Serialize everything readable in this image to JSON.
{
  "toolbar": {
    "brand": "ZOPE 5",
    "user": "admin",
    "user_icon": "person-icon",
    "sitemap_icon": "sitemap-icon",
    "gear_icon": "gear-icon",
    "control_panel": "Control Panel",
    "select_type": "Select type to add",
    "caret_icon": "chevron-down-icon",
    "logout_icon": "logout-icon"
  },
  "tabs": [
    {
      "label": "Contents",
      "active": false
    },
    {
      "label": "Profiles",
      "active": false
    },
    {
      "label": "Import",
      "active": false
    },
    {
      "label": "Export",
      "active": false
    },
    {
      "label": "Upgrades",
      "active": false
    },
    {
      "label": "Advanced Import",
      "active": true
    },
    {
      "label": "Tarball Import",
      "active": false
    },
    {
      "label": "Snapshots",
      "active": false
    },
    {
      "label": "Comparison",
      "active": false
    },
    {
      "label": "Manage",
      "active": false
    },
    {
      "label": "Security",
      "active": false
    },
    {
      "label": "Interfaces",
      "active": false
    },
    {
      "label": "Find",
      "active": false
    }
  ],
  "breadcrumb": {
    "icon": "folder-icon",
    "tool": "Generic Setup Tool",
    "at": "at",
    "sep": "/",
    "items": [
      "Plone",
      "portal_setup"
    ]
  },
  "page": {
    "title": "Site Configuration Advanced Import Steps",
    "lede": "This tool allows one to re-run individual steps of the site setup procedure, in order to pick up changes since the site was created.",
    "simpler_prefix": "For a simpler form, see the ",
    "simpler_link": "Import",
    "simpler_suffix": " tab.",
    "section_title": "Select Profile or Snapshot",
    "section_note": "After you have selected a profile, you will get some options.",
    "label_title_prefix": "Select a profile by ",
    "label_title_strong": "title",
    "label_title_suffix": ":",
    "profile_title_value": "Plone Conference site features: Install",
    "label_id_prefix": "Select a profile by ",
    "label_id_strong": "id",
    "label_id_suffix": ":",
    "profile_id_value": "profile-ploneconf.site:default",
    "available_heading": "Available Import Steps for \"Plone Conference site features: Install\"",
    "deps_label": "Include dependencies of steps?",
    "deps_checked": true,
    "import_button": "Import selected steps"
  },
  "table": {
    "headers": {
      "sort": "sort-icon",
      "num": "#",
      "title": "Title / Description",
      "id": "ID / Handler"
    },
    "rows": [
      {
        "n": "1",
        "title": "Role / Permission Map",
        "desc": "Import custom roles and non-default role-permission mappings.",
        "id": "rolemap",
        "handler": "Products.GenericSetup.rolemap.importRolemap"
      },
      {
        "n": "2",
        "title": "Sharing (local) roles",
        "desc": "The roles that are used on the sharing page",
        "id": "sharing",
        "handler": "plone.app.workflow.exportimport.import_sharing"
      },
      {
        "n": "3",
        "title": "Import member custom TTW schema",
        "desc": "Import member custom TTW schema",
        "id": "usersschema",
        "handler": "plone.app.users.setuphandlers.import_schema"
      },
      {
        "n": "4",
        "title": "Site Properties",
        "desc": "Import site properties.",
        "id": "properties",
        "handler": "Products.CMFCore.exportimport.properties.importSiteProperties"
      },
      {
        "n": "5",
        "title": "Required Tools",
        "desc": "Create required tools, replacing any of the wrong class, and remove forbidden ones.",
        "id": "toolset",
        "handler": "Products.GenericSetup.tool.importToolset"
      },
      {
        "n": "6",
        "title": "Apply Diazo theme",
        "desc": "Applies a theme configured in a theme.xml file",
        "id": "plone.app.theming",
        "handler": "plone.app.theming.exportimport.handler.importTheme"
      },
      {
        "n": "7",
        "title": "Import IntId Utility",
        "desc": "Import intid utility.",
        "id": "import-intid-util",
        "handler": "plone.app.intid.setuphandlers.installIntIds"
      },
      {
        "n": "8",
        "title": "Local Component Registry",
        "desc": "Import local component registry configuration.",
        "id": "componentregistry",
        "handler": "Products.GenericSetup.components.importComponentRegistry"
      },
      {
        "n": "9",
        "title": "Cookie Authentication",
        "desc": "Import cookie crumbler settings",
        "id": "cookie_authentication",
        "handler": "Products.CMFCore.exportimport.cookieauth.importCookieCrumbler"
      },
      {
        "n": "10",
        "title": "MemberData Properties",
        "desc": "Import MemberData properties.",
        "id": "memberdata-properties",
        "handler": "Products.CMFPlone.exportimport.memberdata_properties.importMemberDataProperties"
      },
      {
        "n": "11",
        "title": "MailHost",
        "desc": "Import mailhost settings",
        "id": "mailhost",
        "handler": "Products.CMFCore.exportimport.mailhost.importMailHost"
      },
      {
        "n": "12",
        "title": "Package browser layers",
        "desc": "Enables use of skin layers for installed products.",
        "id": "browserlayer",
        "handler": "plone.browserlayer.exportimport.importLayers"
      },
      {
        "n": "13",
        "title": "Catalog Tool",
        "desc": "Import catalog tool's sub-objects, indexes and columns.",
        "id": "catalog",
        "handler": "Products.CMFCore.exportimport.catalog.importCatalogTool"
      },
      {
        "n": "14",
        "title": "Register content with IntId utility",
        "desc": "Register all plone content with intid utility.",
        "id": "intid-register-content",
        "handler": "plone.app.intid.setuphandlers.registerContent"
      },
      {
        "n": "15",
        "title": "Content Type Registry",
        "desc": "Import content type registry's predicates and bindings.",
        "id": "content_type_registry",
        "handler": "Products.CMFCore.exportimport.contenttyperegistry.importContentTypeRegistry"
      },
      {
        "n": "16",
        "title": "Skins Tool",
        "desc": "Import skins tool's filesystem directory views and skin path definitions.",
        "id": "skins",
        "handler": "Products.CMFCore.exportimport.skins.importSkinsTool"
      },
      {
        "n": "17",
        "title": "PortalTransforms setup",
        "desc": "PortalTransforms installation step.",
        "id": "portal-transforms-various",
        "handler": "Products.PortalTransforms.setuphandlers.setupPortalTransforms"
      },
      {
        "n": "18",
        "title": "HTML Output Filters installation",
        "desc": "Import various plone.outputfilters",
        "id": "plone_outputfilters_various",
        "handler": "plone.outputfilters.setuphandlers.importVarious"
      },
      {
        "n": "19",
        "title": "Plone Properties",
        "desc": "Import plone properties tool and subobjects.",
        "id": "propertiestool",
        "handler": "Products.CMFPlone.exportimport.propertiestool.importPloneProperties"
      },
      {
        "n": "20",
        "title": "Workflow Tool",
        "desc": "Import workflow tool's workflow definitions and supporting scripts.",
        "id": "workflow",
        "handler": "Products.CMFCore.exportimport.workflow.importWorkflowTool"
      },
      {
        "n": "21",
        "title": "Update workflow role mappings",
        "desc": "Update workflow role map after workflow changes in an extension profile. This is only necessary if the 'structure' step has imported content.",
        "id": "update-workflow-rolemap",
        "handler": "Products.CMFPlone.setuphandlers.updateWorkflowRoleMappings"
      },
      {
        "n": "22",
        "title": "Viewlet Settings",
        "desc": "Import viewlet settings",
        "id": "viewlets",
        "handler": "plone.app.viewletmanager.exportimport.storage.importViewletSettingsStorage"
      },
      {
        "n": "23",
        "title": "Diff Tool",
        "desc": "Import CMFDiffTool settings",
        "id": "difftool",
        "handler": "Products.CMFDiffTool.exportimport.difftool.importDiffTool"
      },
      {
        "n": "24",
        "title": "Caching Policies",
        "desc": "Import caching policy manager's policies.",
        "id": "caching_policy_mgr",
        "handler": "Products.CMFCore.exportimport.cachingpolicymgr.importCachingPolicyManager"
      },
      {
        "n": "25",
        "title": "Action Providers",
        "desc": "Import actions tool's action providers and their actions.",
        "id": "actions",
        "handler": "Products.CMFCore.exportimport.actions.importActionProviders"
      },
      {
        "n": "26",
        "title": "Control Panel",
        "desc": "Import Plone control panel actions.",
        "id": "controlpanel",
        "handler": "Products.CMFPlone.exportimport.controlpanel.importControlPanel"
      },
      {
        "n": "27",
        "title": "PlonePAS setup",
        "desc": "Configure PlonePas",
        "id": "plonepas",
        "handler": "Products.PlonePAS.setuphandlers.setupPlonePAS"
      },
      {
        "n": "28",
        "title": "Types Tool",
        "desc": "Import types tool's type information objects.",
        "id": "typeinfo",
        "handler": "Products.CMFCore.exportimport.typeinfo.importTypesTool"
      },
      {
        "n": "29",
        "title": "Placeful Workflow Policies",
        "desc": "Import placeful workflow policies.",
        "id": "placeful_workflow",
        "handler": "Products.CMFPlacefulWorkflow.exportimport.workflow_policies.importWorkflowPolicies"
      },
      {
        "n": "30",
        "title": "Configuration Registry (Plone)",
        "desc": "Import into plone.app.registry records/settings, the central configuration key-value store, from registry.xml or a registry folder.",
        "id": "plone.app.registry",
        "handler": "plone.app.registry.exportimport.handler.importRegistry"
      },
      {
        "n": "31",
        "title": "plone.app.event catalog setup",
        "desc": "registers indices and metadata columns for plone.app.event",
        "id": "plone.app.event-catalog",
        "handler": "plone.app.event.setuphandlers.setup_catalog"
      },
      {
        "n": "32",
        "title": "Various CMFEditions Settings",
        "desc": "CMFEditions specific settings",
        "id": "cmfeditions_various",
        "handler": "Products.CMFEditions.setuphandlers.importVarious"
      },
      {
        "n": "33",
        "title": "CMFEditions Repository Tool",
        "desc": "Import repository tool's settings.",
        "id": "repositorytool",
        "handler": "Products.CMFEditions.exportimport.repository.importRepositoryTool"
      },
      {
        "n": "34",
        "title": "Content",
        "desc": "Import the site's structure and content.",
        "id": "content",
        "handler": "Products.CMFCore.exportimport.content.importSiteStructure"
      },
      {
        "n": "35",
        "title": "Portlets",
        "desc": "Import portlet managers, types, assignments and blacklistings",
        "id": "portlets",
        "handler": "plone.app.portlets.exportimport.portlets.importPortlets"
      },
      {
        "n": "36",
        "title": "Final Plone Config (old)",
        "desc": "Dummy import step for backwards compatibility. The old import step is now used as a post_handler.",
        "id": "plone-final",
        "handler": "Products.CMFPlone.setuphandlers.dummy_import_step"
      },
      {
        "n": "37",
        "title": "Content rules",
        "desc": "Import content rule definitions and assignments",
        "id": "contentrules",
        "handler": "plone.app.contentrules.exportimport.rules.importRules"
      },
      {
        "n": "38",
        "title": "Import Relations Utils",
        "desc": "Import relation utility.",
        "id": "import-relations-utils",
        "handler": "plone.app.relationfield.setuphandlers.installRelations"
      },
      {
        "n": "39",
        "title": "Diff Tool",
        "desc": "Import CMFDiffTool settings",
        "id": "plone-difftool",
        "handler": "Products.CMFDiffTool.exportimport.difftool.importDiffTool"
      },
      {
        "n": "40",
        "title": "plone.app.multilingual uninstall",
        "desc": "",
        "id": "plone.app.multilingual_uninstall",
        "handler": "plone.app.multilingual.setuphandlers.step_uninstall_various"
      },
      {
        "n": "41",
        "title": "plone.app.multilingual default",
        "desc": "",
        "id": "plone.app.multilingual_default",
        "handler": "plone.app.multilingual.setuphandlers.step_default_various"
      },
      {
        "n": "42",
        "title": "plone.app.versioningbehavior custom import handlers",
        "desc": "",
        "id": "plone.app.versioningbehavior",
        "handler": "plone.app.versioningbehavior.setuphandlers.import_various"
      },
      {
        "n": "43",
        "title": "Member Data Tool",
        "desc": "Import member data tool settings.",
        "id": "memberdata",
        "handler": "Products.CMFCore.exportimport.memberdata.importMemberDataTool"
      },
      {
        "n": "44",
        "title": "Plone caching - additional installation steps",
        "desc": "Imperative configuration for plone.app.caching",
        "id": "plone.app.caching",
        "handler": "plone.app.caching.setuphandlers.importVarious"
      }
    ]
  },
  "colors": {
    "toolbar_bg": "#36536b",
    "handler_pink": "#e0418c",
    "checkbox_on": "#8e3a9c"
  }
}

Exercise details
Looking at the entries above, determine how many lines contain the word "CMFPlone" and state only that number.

Worked solution
5